Eugene Han

Diploma 8’s recurrent agenda of the Corporate Domain has always served as a device to approach architecture as a function of the city. The unit attempts to participate in the greater discourse of architecture as a language and maintains that such a pursuit can, and perhaps should, most urgently be reified by the built form. Adopting architectural theses on the structures of typology, complexity and concepts of form, the unit integrated what it considers the dominant constituent of the contemporary city: the Corporate Domain. Whilst initial research focused on the development of postwar corporate precedents, student projects dealt mostly with speculative proposals that questioned and problematised the current condition of the city, and an unstable and evolving notion of ‘corporation’.

With a body of projects developed under the same agenda during the preceding two years, current students were in a position to both exercise the brief and critically redefine some of its inherent assumptions. Beyond the unit’s tendency of understanding the Corporate Domain as an element or protagonist of architecture and the city, current projects affirmed the value of assaying such architecture as a complex series of relationships that are products and components of larger processes. Though fundamentally inclusive of social and cultural relationships, the primary connection between student arguments and their projects was placed at the level of form. Projects sought to challenge the idea of architectural form only as a process, in favour of a notion of architecture as a practice aimed at a discourse. This year’s student projects offered a brief yet incisive argument for a more descriptive architectural enquiry.


Unit Master

Eugene Han


Visiting Jurors

Pier Vittorio Aureli

Andy Bow

Barbara-Ann Campbell-Lange

Javier Castañón

Ryan Dillon

Oliver Domeisen

Shin Egashira

Maria Fedorchenko

Francesca Hughes

Sam Jacoby

Tobias Klein

Marina Lathouri

John Palmesino

Theodore Spyropoulos

Carlos Villanueva Brandt

Thomas Weaver

Michael Weinstock

Andrew Yau


Alumni Contributors

Hussam Dakkak

Nora Nilsen

Beom Kwan Kim

Sakiko Watanabe

Gustav Düsing

Fung Tsui

Inverting the industrial block in Zurich can preserve the industrial construction of the city.

My project concerns with how corporate architecture can reclaim relevance in the dialectic between architectural form and the complexity of the city. Its ambition is the redefinition of the suburban corporate campus model within a fragmented post- industrial urban condition in the in Zürich, Switzerland.

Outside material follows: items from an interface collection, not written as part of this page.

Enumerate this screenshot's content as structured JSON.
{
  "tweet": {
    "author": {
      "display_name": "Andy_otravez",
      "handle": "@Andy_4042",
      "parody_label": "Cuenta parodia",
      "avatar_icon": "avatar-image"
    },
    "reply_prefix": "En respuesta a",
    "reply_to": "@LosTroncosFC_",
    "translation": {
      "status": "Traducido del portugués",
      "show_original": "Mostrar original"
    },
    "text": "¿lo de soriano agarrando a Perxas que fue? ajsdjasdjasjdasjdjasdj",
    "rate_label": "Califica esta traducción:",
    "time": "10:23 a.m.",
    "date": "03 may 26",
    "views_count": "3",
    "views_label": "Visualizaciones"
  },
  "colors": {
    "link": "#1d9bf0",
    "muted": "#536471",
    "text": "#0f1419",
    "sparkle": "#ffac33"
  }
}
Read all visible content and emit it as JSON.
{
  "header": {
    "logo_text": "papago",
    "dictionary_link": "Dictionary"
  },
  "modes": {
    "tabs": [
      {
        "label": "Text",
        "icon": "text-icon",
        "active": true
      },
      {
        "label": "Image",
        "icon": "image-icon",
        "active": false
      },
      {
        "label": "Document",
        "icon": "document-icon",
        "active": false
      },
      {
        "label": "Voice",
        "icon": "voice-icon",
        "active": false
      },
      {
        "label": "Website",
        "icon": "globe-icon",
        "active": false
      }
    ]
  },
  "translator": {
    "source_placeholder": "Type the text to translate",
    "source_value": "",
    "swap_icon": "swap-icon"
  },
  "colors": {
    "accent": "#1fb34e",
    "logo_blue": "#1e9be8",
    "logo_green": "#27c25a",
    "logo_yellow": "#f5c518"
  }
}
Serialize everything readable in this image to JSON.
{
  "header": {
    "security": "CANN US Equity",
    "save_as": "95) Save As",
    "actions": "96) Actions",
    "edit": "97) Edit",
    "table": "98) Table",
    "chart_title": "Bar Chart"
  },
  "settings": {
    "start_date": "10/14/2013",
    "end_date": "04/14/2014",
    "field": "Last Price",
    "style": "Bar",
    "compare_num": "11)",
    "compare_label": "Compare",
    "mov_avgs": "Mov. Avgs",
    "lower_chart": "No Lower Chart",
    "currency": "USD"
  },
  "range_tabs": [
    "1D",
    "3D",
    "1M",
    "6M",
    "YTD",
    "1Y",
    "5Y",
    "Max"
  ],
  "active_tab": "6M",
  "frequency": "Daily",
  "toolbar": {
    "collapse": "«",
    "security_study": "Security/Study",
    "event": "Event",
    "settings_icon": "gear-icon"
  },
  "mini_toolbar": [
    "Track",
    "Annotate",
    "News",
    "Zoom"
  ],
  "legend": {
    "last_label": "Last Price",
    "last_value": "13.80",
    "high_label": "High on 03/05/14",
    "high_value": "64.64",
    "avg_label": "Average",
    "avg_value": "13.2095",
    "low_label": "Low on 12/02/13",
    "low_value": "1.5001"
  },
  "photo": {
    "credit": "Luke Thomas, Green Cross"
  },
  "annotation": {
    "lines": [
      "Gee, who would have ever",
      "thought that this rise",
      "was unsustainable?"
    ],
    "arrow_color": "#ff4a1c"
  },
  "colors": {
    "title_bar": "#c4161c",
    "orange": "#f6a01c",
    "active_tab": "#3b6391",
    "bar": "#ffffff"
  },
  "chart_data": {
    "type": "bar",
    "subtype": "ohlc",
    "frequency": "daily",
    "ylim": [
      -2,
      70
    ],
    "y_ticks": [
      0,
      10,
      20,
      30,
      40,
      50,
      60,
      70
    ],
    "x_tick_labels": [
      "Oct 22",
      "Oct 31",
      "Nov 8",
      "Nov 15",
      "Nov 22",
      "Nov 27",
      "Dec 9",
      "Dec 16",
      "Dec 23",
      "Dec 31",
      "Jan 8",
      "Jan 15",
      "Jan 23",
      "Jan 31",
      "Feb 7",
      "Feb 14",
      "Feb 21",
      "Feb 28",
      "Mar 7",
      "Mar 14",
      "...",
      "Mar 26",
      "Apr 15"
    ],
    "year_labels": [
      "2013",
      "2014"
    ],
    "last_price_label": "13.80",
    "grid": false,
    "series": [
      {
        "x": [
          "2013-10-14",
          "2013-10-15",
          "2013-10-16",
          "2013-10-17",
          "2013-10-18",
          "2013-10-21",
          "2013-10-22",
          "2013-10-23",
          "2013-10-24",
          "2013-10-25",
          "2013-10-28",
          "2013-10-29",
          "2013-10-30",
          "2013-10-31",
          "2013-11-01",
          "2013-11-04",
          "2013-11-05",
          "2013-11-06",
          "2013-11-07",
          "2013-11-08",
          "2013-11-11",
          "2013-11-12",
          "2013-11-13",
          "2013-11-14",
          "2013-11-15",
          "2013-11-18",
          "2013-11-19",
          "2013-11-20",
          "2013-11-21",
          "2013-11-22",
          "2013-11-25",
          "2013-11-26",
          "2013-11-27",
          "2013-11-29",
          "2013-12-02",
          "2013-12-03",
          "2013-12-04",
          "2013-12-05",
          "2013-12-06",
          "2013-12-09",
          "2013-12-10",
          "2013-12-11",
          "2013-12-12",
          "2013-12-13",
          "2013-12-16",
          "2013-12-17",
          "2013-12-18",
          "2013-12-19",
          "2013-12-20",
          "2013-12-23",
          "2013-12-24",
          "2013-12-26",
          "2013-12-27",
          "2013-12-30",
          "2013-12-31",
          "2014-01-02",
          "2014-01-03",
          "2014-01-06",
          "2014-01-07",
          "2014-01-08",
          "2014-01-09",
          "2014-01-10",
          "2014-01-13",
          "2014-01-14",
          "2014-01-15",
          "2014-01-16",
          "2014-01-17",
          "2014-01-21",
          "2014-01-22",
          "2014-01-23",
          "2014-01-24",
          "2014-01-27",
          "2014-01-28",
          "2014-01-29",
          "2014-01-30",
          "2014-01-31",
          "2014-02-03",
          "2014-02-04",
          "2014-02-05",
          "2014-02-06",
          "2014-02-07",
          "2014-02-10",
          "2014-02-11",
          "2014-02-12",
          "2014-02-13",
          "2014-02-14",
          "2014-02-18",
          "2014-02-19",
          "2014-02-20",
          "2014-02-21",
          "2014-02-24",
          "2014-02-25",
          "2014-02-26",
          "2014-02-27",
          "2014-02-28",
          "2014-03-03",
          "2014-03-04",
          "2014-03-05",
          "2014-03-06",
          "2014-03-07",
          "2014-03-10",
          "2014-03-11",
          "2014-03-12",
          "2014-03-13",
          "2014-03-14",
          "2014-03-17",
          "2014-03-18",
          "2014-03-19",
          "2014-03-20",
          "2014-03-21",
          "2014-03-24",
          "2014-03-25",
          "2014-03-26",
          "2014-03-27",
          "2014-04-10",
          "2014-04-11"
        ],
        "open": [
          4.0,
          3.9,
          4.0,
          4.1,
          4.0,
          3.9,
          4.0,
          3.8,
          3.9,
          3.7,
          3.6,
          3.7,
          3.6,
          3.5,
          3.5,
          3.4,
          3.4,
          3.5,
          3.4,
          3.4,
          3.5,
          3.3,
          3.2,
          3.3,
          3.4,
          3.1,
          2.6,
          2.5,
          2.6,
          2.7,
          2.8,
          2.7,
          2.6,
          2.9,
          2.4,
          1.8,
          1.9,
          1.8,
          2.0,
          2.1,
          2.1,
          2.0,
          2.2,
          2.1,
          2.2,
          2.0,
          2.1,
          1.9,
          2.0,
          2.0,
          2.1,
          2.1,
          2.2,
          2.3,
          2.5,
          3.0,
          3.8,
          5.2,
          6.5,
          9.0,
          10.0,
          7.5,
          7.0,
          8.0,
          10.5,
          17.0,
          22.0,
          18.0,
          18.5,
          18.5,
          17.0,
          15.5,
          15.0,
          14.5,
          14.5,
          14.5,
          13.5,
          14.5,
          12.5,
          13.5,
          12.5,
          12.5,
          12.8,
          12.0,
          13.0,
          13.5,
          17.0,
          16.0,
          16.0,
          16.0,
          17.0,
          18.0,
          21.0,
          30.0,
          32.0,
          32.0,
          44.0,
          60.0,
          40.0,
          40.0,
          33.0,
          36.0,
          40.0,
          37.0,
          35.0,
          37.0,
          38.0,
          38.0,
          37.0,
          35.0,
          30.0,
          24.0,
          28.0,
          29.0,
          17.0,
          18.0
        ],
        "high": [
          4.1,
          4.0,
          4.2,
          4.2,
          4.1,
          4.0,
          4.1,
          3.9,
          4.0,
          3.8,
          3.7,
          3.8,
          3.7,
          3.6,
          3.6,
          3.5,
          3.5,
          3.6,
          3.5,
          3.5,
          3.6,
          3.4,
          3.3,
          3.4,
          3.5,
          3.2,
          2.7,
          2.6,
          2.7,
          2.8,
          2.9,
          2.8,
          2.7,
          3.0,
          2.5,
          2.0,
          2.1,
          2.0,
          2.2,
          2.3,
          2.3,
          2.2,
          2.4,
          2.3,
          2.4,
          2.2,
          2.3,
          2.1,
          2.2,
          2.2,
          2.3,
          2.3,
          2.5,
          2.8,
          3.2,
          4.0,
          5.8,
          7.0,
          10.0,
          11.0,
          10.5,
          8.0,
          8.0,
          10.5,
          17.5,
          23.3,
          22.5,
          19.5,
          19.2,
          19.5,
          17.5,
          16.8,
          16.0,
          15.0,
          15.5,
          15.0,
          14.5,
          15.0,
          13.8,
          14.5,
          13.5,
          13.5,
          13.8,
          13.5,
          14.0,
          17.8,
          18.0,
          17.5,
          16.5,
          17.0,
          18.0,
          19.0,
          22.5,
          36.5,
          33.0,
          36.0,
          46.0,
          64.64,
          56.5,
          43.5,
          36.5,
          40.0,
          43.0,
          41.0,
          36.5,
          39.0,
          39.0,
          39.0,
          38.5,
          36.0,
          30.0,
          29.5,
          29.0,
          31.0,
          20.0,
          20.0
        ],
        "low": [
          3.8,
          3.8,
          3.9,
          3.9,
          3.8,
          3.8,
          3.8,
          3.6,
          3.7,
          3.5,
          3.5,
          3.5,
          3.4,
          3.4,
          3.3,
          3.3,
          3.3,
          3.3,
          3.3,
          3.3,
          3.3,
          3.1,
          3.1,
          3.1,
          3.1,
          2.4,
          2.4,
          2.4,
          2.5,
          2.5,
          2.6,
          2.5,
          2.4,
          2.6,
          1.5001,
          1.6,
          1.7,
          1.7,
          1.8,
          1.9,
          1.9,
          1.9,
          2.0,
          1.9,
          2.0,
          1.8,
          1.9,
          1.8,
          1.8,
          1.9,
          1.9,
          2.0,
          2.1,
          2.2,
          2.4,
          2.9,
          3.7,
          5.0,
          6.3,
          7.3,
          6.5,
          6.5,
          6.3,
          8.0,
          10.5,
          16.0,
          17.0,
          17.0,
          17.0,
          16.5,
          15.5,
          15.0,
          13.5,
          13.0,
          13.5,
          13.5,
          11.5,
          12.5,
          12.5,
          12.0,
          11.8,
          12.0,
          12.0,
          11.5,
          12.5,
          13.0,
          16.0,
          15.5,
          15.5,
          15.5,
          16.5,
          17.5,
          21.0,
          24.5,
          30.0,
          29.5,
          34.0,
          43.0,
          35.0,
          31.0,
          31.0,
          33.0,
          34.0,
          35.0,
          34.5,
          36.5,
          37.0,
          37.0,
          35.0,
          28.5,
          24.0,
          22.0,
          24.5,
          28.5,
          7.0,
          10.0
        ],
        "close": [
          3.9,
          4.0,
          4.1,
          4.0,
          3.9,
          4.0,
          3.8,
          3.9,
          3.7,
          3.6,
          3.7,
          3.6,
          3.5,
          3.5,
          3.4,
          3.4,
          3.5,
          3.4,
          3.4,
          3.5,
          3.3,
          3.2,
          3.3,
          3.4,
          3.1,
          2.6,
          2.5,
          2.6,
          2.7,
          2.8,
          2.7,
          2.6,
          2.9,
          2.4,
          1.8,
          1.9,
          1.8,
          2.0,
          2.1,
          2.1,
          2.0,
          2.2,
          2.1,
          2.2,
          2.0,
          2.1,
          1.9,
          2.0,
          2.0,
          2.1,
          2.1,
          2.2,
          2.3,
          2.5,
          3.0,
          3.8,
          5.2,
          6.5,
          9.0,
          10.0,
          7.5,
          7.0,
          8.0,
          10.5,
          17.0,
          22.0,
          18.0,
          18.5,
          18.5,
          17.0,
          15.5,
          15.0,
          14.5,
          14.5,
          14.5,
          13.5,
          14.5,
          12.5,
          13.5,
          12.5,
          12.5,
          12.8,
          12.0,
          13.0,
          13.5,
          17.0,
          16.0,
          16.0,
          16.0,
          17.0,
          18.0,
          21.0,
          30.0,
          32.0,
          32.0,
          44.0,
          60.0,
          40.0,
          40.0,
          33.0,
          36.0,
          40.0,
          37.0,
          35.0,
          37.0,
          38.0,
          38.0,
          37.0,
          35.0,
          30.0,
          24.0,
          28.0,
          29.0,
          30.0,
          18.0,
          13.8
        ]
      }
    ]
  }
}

Through the inversion of industrial building type, the financial services corporation challenges the social responsibilities from the government to the private sector, this corporate model becomes an indirect substitute to reclaim the social needs and collective public space as well as preserves the abandoned factories in the mono-functional production environment. These existing abandoned factories programmatically reverse the production space into leisure consumption space while it physically becomes inside-out arcades, atriums, pastoral landscape.